▶ Data records for software interfaces
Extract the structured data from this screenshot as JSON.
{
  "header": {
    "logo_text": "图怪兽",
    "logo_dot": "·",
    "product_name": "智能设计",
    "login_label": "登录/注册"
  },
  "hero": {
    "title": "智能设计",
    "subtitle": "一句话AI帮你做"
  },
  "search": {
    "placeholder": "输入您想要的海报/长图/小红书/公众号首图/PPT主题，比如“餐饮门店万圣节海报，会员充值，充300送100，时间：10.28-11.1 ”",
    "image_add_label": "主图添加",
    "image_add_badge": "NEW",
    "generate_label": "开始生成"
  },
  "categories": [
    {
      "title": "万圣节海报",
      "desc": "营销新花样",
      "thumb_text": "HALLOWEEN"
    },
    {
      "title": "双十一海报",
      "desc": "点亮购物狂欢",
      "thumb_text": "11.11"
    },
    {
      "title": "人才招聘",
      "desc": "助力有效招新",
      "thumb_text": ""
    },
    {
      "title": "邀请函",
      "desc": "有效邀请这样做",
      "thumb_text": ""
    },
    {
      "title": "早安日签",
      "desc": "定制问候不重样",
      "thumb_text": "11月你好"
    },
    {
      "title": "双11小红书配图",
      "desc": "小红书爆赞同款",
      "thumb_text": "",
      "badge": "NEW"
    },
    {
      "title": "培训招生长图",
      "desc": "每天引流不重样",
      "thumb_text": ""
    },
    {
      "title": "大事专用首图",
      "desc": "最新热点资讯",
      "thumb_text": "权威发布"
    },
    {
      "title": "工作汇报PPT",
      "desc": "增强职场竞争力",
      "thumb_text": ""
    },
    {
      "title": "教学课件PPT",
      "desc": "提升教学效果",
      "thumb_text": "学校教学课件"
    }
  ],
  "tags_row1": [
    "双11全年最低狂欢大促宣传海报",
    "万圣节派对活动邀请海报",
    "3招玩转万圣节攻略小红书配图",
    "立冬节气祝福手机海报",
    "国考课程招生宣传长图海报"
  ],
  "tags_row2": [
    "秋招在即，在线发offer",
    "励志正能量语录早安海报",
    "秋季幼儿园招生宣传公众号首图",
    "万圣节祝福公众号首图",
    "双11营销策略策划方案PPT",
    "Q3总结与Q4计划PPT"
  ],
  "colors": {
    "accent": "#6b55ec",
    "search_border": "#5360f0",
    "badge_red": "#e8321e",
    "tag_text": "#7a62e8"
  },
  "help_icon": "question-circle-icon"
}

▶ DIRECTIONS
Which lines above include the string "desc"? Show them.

▶ SOLUTION BELOW
      "desc": "营销新花样",
      "desc": "点亮购物狂欢",
      "desc": "助力有效招新",
      "desc": "有效邀请这样做",
      "desc": "定制问候不重样",
      "desc": "小红书爆赞同款",
      "desc": "每天引流不重样",
      "desc": "最新热点资讯",
      "desc": "增强职场竞争力",
      "desc": "提升教学效果",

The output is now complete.